Periodontal diseases are chronic bacterial infections that affect the gum and bone supporting the teeth.
They are caused mainly by the accumulation of plaque on all surfaces of the teeth and result in swelling within the supporting tissue.
Periodontics can be managed through the maintenance of health, the diagnosis and treatment of gum disease, as well as the placement of dental implants.
What is it?
Gum disease affects the attachment between gums and teeth. It forms from the accumulation of plaque and bacteria on your teeth and where your teeth and gums meet. If not removed by daily maintenance, it hardens into tartar, which cannot be removed by brushing or flossing.
Prevention & Maintenance
Prevention is the best cure. Gum disease can be prevented, and even reversed, when caught in the early stages. By having a regular dental exam and professional cleaning, you could catch and treat it before it becomes a major problem.
Diagnosis of gum disease
The two most common types of gum disease are gingivitis and periodontitis.
The early stage of gum disease is called gingivitis. This is when there is an infection where the gums attach to the teeth. Scaling and root planning are effective ways to treat gum disease in its early stage. Untreated gingivitis can develop into periodontitis, which refers to gum disease and the destruction of tissue and/or bone.
In the earlier stages of gum disease, professional cleaning is the best solution. This can be done by your general dentist or dental hygienist. In the more serious stages, treatment by a periodontist is required. Periodontists specialize in the treatment of gum disease and the restoration of bone and gum tissue that have been lost due to this disease.
You need to know
- At least 2 appointments
- During the first visit, we will evaluate your gum inflammation, examine the space between the gum and the tooth, and measure the gum recession
- The next visit will be for the treatment
- You may need additional appointments if the treatment is more complex, or for them to assess the success of the treatment
How long does it take?
- Treatment appointments will usually be at least 1 hour, however they will vary depending on the treatment you need
You may be asked about
- Your dental history and medical history
- Your oral health care routine at home
After your appointment
- If you have had anaesthesia you will still feel a bit numb for the next couple of hours

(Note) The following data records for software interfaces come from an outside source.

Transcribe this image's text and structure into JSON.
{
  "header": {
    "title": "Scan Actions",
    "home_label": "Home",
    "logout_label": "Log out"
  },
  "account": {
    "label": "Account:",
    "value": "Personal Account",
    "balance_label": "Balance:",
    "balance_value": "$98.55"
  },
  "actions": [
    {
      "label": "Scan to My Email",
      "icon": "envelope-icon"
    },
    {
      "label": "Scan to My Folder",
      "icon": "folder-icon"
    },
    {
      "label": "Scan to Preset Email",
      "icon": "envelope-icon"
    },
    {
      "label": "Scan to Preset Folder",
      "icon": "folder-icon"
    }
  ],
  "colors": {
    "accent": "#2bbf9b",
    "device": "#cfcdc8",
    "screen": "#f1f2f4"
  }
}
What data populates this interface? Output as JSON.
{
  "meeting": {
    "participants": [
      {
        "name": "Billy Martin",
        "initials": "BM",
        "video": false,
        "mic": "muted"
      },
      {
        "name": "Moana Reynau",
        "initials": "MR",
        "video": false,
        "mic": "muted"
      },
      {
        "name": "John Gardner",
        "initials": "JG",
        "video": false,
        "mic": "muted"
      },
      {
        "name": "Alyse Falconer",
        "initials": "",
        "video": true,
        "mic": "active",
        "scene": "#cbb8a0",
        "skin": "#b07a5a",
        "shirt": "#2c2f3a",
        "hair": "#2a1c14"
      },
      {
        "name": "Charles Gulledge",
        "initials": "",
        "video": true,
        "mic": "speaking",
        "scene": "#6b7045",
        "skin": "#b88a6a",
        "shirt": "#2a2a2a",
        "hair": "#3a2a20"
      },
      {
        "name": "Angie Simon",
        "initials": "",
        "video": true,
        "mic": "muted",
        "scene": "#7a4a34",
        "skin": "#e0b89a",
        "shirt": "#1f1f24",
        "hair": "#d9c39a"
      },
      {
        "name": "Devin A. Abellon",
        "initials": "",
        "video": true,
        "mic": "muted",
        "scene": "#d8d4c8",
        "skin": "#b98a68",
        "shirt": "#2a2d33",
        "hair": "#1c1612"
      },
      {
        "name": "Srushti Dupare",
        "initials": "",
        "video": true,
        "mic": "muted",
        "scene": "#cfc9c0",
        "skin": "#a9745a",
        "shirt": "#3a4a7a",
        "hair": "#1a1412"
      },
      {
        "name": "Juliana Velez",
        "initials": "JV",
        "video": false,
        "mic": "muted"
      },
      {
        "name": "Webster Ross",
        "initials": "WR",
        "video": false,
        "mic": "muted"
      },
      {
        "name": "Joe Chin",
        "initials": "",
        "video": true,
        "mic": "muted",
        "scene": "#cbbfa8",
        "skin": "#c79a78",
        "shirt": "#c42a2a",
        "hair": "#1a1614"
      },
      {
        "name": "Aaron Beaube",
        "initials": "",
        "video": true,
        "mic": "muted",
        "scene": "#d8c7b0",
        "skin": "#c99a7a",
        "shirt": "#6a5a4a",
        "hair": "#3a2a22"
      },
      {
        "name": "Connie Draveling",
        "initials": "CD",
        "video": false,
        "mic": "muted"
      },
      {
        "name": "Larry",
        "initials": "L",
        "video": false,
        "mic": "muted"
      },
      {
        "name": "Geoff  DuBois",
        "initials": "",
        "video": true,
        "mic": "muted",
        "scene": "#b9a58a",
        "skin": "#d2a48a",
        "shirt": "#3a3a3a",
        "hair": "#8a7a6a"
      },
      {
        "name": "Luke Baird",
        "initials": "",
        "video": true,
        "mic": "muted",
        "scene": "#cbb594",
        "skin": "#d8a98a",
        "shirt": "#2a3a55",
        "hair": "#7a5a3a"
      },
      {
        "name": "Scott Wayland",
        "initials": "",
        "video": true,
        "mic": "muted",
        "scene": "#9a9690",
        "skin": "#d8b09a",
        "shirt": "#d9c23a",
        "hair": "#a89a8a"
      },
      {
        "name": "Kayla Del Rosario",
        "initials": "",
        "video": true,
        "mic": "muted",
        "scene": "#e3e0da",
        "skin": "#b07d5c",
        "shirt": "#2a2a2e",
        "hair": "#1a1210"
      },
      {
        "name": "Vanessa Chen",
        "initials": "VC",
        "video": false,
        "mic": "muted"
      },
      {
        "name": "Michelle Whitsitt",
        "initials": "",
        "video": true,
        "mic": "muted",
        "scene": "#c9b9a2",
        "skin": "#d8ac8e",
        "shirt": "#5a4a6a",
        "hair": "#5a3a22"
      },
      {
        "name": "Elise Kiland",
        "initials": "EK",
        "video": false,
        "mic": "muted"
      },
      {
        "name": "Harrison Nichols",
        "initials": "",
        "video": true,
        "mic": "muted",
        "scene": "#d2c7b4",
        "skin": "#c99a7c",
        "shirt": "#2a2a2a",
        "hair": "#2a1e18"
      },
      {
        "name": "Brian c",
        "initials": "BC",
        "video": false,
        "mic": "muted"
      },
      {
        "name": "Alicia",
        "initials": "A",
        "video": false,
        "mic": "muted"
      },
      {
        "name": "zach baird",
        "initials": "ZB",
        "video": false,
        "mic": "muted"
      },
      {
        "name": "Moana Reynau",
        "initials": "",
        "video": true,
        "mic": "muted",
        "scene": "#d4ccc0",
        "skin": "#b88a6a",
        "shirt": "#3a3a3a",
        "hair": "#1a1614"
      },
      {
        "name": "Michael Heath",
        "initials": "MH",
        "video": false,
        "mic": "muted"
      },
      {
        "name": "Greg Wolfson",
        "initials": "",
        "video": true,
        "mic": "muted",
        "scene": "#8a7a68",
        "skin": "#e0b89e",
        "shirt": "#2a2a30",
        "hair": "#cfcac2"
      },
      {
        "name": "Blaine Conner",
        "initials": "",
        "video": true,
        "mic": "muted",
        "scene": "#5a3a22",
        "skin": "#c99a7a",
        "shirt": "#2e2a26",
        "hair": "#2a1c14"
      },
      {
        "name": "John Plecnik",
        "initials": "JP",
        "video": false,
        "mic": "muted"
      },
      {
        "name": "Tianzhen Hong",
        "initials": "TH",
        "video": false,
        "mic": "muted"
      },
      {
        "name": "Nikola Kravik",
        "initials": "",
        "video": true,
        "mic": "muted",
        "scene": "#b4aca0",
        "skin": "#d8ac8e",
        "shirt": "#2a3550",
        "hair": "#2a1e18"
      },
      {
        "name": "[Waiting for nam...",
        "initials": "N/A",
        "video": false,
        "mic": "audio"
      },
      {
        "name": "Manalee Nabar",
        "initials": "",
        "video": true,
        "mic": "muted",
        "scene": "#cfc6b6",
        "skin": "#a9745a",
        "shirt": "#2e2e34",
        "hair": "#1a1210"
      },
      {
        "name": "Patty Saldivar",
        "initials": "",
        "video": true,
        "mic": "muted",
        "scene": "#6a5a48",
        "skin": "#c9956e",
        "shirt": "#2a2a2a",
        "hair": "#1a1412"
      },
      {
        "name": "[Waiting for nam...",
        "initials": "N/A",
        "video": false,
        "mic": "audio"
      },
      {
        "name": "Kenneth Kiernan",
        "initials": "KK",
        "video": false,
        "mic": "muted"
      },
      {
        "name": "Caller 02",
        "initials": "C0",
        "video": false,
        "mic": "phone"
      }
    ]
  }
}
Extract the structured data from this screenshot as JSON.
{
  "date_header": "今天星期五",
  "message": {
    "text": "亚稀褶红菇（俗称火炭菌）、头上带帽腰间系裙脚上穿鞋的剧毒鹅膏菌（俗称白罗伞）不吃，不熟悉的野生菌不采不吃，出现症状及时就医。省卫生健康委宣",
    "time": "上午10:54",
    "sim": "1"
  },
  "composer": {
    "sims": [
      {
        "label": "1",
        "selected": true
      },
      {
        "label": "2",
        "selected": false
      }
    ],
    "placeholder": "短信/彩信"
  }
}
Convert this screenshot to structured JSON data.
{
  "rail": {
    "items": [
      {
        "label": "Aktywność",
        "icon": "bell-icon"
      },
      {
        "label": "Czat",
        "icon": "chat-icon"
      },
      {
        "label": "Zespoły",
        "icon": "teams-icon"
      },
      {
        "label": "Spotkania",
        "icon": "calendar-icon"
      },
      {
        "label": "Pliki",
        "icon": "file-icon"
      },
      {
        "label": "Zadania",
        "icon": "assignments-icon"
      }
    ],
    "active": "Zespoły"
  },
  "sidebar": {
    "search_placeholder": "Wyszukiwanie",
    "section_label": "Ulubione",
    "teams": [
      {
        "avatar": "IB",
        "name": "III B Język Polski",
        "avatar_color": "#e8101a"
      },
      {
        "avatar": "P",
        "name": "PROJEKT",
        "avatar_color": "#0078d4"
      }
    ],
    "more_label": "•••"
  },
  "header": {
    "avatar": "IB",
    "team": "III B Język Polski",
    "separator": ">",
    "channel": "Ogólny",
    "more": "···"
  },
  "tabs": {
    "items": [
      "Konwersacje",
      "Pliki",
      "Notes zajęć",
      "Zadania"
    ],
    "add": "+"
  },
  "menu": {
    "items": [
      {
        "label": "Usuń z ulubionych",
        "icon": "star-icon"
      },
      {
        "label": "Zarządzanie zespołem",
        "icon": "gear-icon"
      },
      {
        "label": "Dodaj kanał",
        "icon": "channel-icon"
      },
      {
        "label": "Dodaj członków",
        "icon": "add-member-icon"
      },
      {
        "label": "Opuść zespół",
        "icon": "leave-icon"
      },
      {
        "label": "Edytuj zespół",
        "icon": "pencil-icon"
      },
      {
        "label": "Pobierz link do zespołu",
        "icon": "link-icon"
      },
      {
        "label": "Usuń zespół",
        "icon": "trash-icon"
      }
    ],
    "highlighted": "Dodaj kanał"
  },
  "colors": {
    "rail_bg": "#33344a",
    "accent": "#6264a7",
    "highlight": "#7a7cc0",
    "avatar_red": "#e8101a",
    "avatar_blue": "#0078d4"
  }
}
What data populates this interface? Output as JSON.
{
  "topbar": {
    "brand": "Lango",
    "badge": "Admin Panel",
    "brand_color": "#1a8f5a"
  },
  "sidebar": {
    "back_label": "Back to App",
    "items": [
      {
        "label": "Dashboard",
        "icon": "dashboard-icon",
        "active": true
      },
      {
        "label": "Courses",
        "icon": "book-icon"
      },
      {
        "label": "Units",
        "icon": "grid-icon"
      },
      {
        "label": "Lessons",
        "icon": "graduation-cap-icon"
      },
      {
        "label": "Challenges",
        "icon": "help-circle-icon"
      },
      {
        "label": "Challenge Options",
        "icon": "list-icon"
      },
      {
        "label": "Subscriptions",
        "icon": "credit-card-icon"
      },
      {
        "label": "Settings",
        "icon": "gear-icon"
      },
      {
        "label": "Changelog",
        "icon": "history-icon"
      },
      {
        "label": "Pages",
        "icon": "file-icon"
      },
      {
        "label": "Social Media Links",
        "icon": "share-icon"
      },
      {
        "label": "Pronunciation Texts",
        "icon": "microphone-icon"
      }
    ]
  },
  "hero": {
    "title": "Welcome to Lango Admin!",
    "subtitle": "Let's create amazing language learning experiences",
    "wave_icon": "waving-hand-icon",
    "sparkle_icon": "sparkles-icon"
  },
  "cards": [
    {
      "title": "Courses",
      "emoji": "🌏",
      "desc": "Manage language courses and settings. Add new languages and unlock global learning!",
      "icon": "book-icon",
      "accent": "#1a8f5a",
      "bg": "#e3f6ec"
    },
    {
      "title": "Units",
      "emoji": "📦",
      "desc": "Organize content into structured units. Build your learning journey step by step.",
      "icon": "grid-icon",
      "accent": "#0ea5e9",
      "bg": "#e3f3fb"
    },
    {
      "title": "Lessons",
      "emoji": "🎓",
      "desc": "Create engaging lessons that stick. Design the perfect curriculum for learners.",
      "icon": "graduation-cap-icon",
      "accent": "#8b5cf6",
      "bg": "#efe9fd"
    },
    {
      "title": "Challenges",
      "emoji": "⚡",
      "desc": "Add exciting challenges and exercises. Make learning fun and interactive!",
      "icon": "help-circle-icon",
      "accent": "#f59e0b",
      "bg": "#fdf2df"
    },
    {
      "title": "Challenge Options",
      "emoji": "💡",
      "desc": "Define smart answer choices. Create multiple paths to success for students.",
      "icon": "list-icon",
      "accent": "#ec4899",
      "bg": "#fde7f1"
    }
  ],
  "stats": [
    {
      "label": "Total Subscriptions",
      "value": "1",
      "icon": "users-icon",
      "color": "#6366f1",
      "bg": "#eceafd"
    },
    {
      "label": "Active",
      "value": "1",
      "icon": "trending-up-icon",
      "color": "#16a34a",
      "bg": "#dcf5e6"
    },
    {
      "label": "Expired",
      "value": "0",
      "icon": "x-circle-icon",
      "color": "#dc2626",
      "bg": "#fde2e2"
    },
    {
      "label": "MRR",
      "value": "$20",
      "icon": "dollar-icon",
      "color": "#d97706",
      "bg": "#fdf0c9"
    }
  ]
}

- With most treatments avoid eating very hot or very cold foods – a soft food diet is usually recommended after treatment
- Avoid drinking alcohol for at least a couple of days
- Avoid smoking for at least a week following treatment or surgery
- Follow the care routine prescribed to you by your dentist or dental hygienist
- You may have some swelling or sensitivity for a couple of days
- Be gentle brushing your teeth around the treatment area for the first few days